"This is a hint of a problem," Palumbi said. "Our antennas should be up. Our antennas should be asking if the ocean is capable of supporting life the way it used to."
The study concludes that the original Pacific gray whale population hundreds of years ago may have been far higher than currently thought — closer to 100,000 whales than conventional estimates of 20,000 to 30,000.
The scientists base that on how diverse the population of whales once was — information they gleaned by examining differences in the DNA of 40 whales. They studied 10 spots on the whale's genetic blueprint.
The diversity of genes in this group of whales indicates there had to be about 100,000 whales centuries ago, the scientists reported.
If the whale population was five times higher than originally thought, that makes recent problems with the whale look far worse.
Gray whales were the first marine mammal to bounce back and get off the endangered species list in 1994.

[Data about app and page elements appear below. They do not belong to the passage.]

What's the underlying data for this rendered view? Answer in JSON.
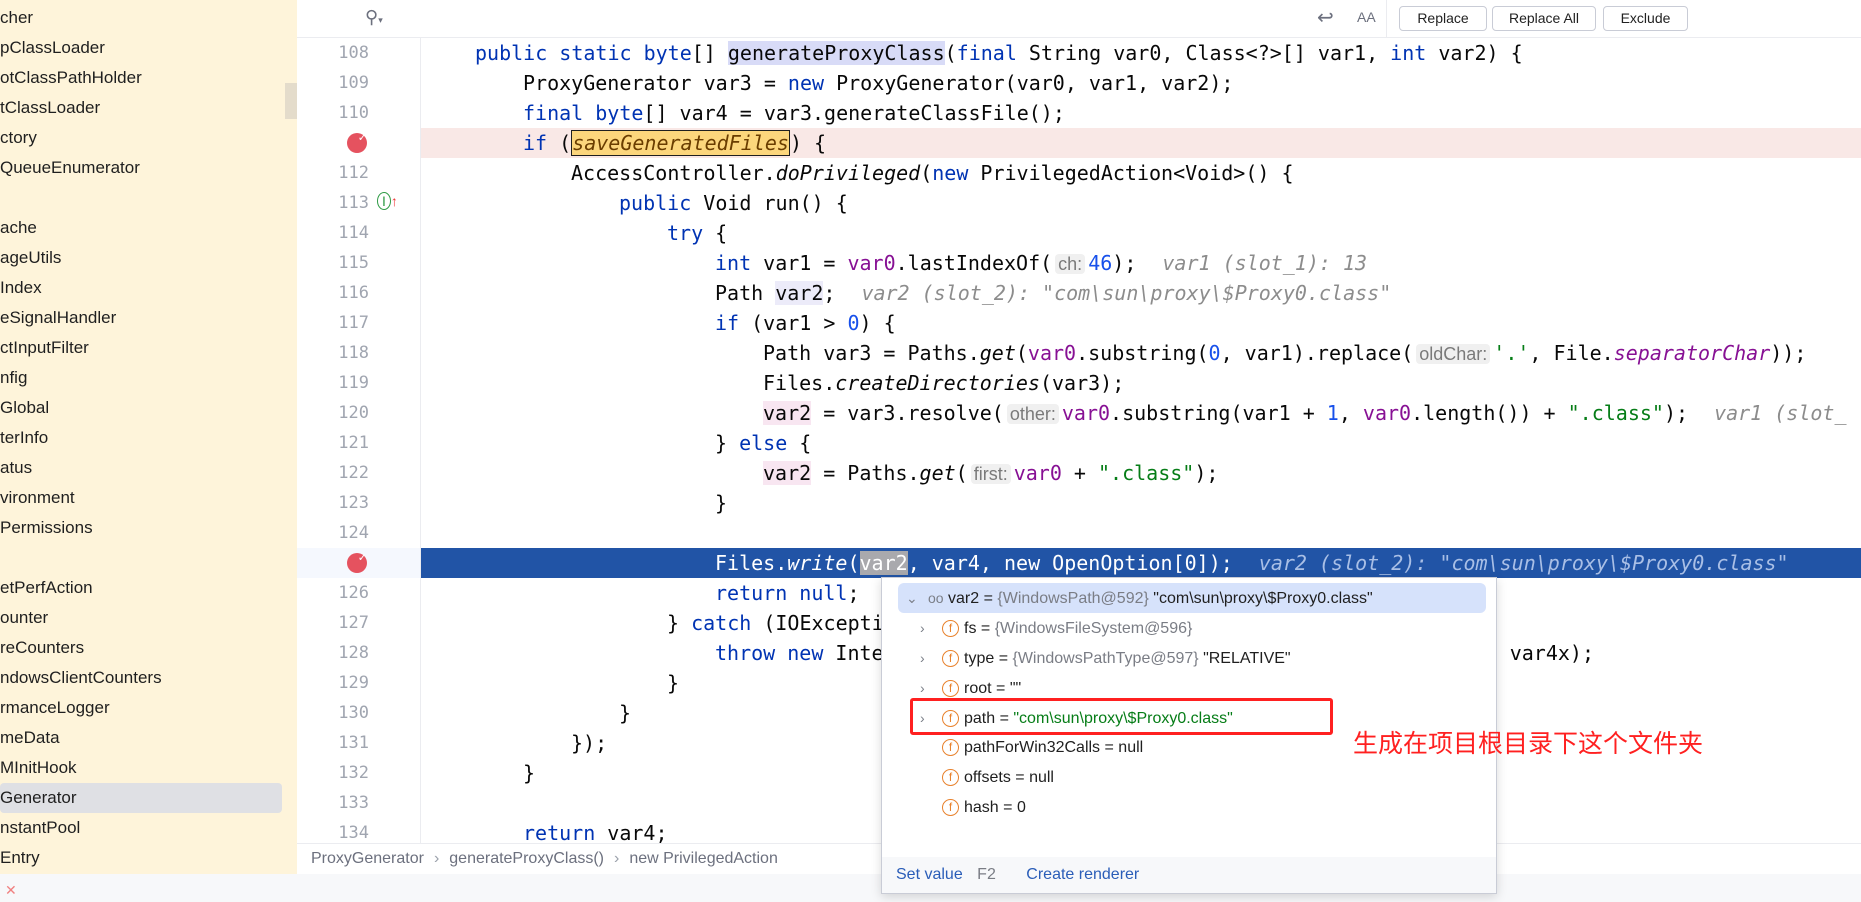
{
  "sidebar": {
    "items": [
      "cher",
      "pClassLoader",
      "otClassPathHolder",
      "tClassLoader",
      "ctory",
      "QueueEnumerator",
      "",
      "ache",
      "ageUtils",
      "Index",
      "eSignalHandler",
      "ctInputFilter",
      "nfig",
      "Global",
      "terInfo",
      "atus",
      "vironment",
      "Permissions",
      "",
      "etPerfAction",
      "ounter",
      "reCounters",
      "ndowsClientCounters",
      "rmanceLogger",
      "meData",
      "MInitHook",
      "Generator",
      "nstantPool",
      "Entry"
    ],
    "selected_index": 26
  },
  "toolbar": {
    "search_icon": "search-icon",
    "wrap_icon": "wrap-arrow-icon",
    "case_icon": "match-case-icon",
    "case_glyph": "AA",
    "replace": "Replace",
    "replace_all": "Replace All",
    "exclude": "Exclude"
  },
  "editor": {
    "breakpoint_lines": [
      111,
      125
    ],
    "current_line": 125,
    "lines": [
      {
        "n": "108",
        "i": 1,
        "t": [
          [
            "kw",
            "public static byte"
          ],
          [
            "",
            "[] "
          ],
          [
            "hl",
            "generateProxyClass"
          ],
          [
            "",
            "("
          ],
          [
            "kw",
            "final"
          ],
          [
            "",
            " String var0, Class<?>[] var1, "
          ],
          [
            "kw",
            "int"
          ],
          [
            "",
            " var2) {"
          ]
        ]
      },
      {
        "n": "109",
        "i": 2,
        "t": [
          [
            "",
            "ProxyGenerator var3 = "
          ],
          [
            "kw",
            "new"
          ],
          [
            "",
            " ProxyGenerator(var0, var1, var2);"
          ]
        ]
      },
      {
        "n": "110",
        "i": 2,
        "t": [
          [
            "kw",
            "final byte"
          ],
          [
            "",
            "[] var4 = var3.generateClassFile();"
          ]
        ]
      },
      {
        "n": "",
        "i": 2,
        "t": [
          [
            "kw",
            "if"
          ],
          [
            "",
            " ("
          ],
          [
            "yel",
            "saveGeneratedFiles"
          ],
          [
            "",
            ") {"
          ]
        ]
      },
      {
        "n": "112",
        "i": 3,
        "t": [
          [
            "",
            "AccessController."
          ],
          [
            "it",
            "doPrivileged"
          ],
          [
            "",
            "("
          ],
          [
            "kw",
            "new"
          ],
          [
            "",
            " PrivilegedAction<Void>() {"
          ]
        ]
      },
      {
        "n": "113",
        "i": 4,
        "t": [
          [
            "kw",
            "public"
          ],
          [
            "",
            " Void run() {"
          ]
        ]
      },
      {
        "n": "114",
        "i": 5,
        "t": [
          [
            "kw",
            "try"
          ],
          [
            "",
            " {"
          ]
        ]
      },
      {
        "n": "115",
        "i": 6,
        "t": [
          [
            "kw",
            "int"
          ],
          [
            "",
            " var1 = "
          ],
          [
            "var",
            "var0"
          ],
          [
            "",
            ".lastIndexOf("
          ],
          [
            "hint",
            "ch:"
          ],
          [
            "num",
            "46"
          ],
          [
            "",
            ");"
          ],
          [
            "cmt",
            "var1 (slot_1): 13"
          ]
        ]
      },
      {
        "n": "116",
        "i": 6,
        "t": [
          [
            "",
            "Path "
          ],
          [
            "hlv",
            "var2"
          ],
          [
            "",
            ";"
          ],
          [
            "cmt",
            "var2 (slot_2): \"com\\sun\\proxy\\$Proxy0.class\""
          ]
        ]
      },
      {
        "n": "117",
        "i": 6,
        "t": [
          [
            "kw",
            "if"
          ],
          [
            "",
            " (var1 > "
          ],
          [
            "num",
            "0"
          ],
          [
            "",
            ") {"
          ]
        ]
      },
      {
        "n": "118",
        "i": 7,
        "t": [
          [
            "",
            "Path var3 = Paths."
          ],
          [
            "it",
            "get"
          ],
          [
            "",
            "("
          ],
          [
            "var",
            "var0"
          ],
          [
            "",
            ".substring("
          ],
          [
            "num",
            "0"
          ],
          [
            "",
            ", var1).replace("
          ],
          [
            "hint",
            "oldChar:"
          ],
          [
            "str",
            "'.'"
          ],
          [
            "",
            ", File."
          ],
          [
            "itvar",
            "separatorChar"
          ],
          [
            "",
            "));"
          ]
        ]
      },
      {
        "n": "119",
        "i": 7,
        "t": [
          [
            "",
            "Files."
          ],
          [
            "it",
            "createDirectories"
          ],
          [
            "",
            "(var3);"
          ]
        ]
      },
      {
        "n": "120",
        "i": 7,
        "t": [
          [
            "wv",
            "var2"
          ],
          [
            "",
            " = var3.resolve("
          ],
          [
            "hint",
            "other:"
          ],
          [
            "var",
            "var0"
          ],
          [
            "",
            ".substring(var1 + "
          ],
          [
            "num",
            "1"
          ],
          [
            "",
            ", "
          ],
          [
            "var",
            "var0"
          ],
          [
            "",
            ".length()) + "
          ],
          [
            "str",
            "\".class\""
          ],
          [
            "",
            ");"
          ],
          [
            "cmt",
            "var1 (slot_"
          ]
        ]
      },
      {
        "n": "121",
        "i": 6,
        "t": [
          [
            "",
            "} "
          ],
          [
            "kw",
            "else"
          ],
          [
            "",
            " {"
          ]
        ]
      },
      {
        "n": "122",
        "i": 7,
        "t": [
          [
            "wv",
            "var2"
          ],
          [
            "",
            " = Paths."
          ],
          [
            "it",
            "get"
          ],
          [
            "",
            "("
          ],
          [
            "hint",
            "first:"
          ],
          [
            "var",
            "var0"
          ],
          [
            "",
            " + "
          ],
          [
            "str",
            "\".class\""
          ],
          [
            "",
            ");"
          ]
        ]
      },
      {
        "n": "123",
        "i": 6,
        "t": [
          [
            "",
            "}"
          ]
        ]
      },
      {
        "n": "124",
        "i": 0,
        "t": []
      },
      {
        "n": "",
        "i": 6,
        "t": [
          [
            "",
            "Files."
          ],
          [
            "it",
            "write"
          ],
          [
            "",
            "("
          ],
          [
            "selv",
            "var2"
          ],
          [
            "",
            ", var4, new OpenOption[0]);"
          ],
          [
            "cmt",
            "var2 (slot_2): \"com\\sun\\proxy\\$Proxy0.class\""
          ]
        ]
      },
      {
        "n": "126",
        "i": 6,
        "t": [
          [
            "kw",
            "return null"
          ],
          [
            "",
            ";"
          ]
        ]
      },
      {
        "n": "127",
        "i": 5,
        "t": [
          [
            "",
            "} "
          ],
          [
            "kw",
            "catch"
          ],
          [
            "",
            " (IOException var4x) {"
          ]
        ]
      },
      {
        "n": "128",
        "i": 6,
        "t": [
          [
            "kw",
            "throw new"
          ],
          [
            "",
            " InternalError(\"I/O exception saving generated file: \" + var4x);"
          ]
        ]
      },
      {
        "n": "129",
        "i": 5,
        "t": [
          [
            "",
            "}"
          ]
        ]
      },
      {
        "n": "130",
        "i": 4,
        "t": [
          [
            "",
            "}"
          ]
        ]
      },
      {
        "n": "131",
        "i": 3,
        "t": [
          [
            "",
            "});"
          ]
        ]
      },
      {
        "n": "132",
        "i": 2,
        "t": [
          [
            "",
            "}"
          ]
        ]
      },
      {
        "n": "133",
        "i": 0,
        "t": []
      },
      {
        "n": "134",
        "i": 2,
        "t": [
          [
            "kw",
            "return"
          ],
          [
            "",
            " var4;"
          ]
        ]
      }
    ]
  },
  "popup": {
    "header": {
      "name": "var2",
      "eq": " = ",
      "type": "{WindowsPath@592}",
      "value": "\"com\\sun\\proxy\\$Proxy0.class\""
    },
    "fields": [
      {
        "name": "fs",
        "eq": " = ",
        "type": "{WindowsFileSystem@596}",
        "value": "",
        "expandable": true
      },
      {
        "name": "type",
        "eq": " = ",
        "type": "{WindowsPathType@597}",
        "value": " \"RELATIVE\"",
        "expandable": true
      },
      {
        "name": "root",
        "eq": " = ",
        "type": "",
        "value": "\"\"",
        "expandable": true
      },
      {
        "name": "path",
        "eq": " = ",
        "type": "",
        "value": "\"com\\sun\\proxy\\$Proxy0.class\"",
        "expandable": true,
        "green": true
      },
      {
        "name": "pathForWin32Calls",
        "eq": " = ",
        "type": "",
        "value": "null",
        "expandable": false
      },
      {
        "name": "offsets",
        "eq": " = ",
        "type": "",
        "value": "null",
        "expandable": false
      },
      {
        "name": "hash",
        "eq": " = ",
        "type": "",
        "value": "0",
        "expandable": false
      }
    ],
    "set_value": "Set value",
    "set_value_key": "F2",
    "create_renderer": "Create renderer"
  },
  "annotation": {
    "note": "生成在项目根目录下这个文件夹",
    "color": "#ff2020"
  },
  "breadcrumbs": [
    "ProxyGenerator",
    "generateProxyClass()",
    "new PrivilegedAction"
  ]
}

Scientists had figured that a population of about 20,000 whales was normal, so in 1999-2000 when some whales started dying off, the experts figured it was just the result of the ocean reaching its normal "carrying capacity."
There was just not enough room for more whales, so nature thinned out the herd, they figured.
But Palumbi said his genetic analysis shows the oceans were once more crowded with gray whales. He said anecdotal historical evidence supports that. One historical document claimed a count of 1,000 whales a day seen on the California coast.
French explorer Jean-Francois La Perouse sailed into Monterey Bay in the 1700s and complained "there were so many whales, that they stunk up the air with their breath," Palumbi said.
While some scientists said Palumbi's work makes sense, it left a nagging question for fisheries biologist Jeff Breiwick, who works on the gray whale census for the National Marine Mammal Laboratory in Seattle: What happened to the 80,000 gray whales for which there is no evidence?
Breiwick and others have used computer models and historical documents to estimate the level of whale hunting since the 1600s. To explain the extra whales living and then dying would have meant about three whales a day being killed for four centuries.
"Where's the evidence of that mortality?" asked Breiwick.
Palumbi said the answer is in Asia. The gray whales in his study are eastern Pacific gray whales. Western Pacific gray whales look identical and can only be identified by genetic tests, he said.
Palumbi figures that the 100,000 whales of centuries ago would includes both types of whales, and the massive decline can be explained by Asian whaling. The western gray whales number only in the hundreds and are on the precipice of extinction, he said.
Getting the eastern Pacific whales back to nearly 20,000 is "a great success story, don't get me wrong," Palumbi said. "It's not a success story that's finished yet."
If the whales aren't at their natural limit, then some other problem is harming them, Palumbi said. And that has to do with a food shortage and global warming, researchers theorize.
The gray whale relies on massive numbers of small crustaceans that live in the Arctic regions, Palumbi said. That food supply may have been cut because of warmer waters, he said.
National Marine Fisheries Services whale expert Stephen Swartz who is investigating the problem of the starving gray whales said earlier this month that the issue may be connected with global warming.
Frances Gulland, director of veterinary science at the Marine Mammal Center in Sausalito, Calif., examined some of the whales that died in the 2000 and agreed with Palumbi that the new estimates on past population indicate that something bad is happening now.